Van Dusen: What should we expect over the next decade? What role will our laws take, and what role with our lawmakers take?
Pillay: I think that we have to be very realistic about what threats exist, and I think at the same time we also have to be realistic about what we risk morphing into if we don’t remain vigilant with respect to certain safeguards. Ten years from now we may be in a landlocked continent where we can’t travel because we have a security perimeter, and people are on lists because they may have talked to someone or known someone. If we’re looking at the next 10 years, we have to pay much heed to [questions like], what do we think about equality, what do we think about presumption of innocence? Do we still care about avoiding wrongfully convicting innocent people, and how do we want to live? How do we want to move about, who do we want to be?
Fatah: I think a lot depends on whether the Arab Spring will turn into a nuclear winter or something of that sort. If the Arab Spring turns out to be al-Qaeda’s foundation in Libya, and the Muslim Brotherhood getting power in Egypt, our next 10 years are going to be worse than the previous.

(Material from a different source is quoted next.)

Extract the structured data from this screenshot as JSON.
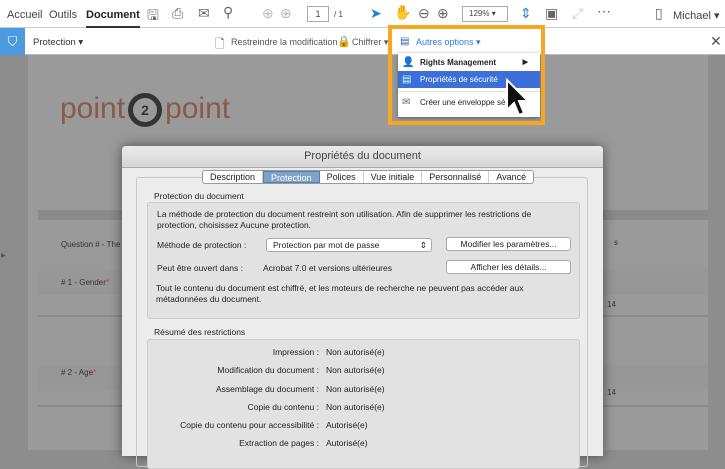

Wells: Tarek’s observations about some of the disturbing trends in the Middle East and North Africa in the wake of the Arab Spring is a really good argument for Western governments to not get bored and move on. We got bored and moved on from Afghanistan at the beginning of the 1990s. It didn’t work out too well. As for what happens at home, the values that we need to make sure that we keep promoting at home include economic opportunity and equality before the law and among your neighbours. As long as this is a place where a young Muslim kid has a shot in the world, it’s going to probably work out better than, say, the suburbs of Paris. In 2007 I went up to a suburb of Paris called Villiers-le-Bel after there was a lesser outburst of the riots that had taken place a couple of years earlier there. This is a largely Muslim suburb of Paris. Long-term unemployment was rampant, it was ethnically fairly homogenous. There wasn’t a lot of mixing of native-born and immigrant society there, and the only sign of government activity that I could find in that suburb was a massive new police station being built. The message to young Muslims in that neighbourhood was, “You are not getting out of here and we have our eye on you.” We have to make sure that that is not the message that is sent to young folks of any background in Canada. And as it happens, the OECD has singled out Canadian schools as being among the best in the world for ensuring that no matter what background you come from, and no matter what socio-economic level you come from, rich or poor, you have a better chance of succeeding in school than in most countries. That’s a Canadian asset that we must never give up.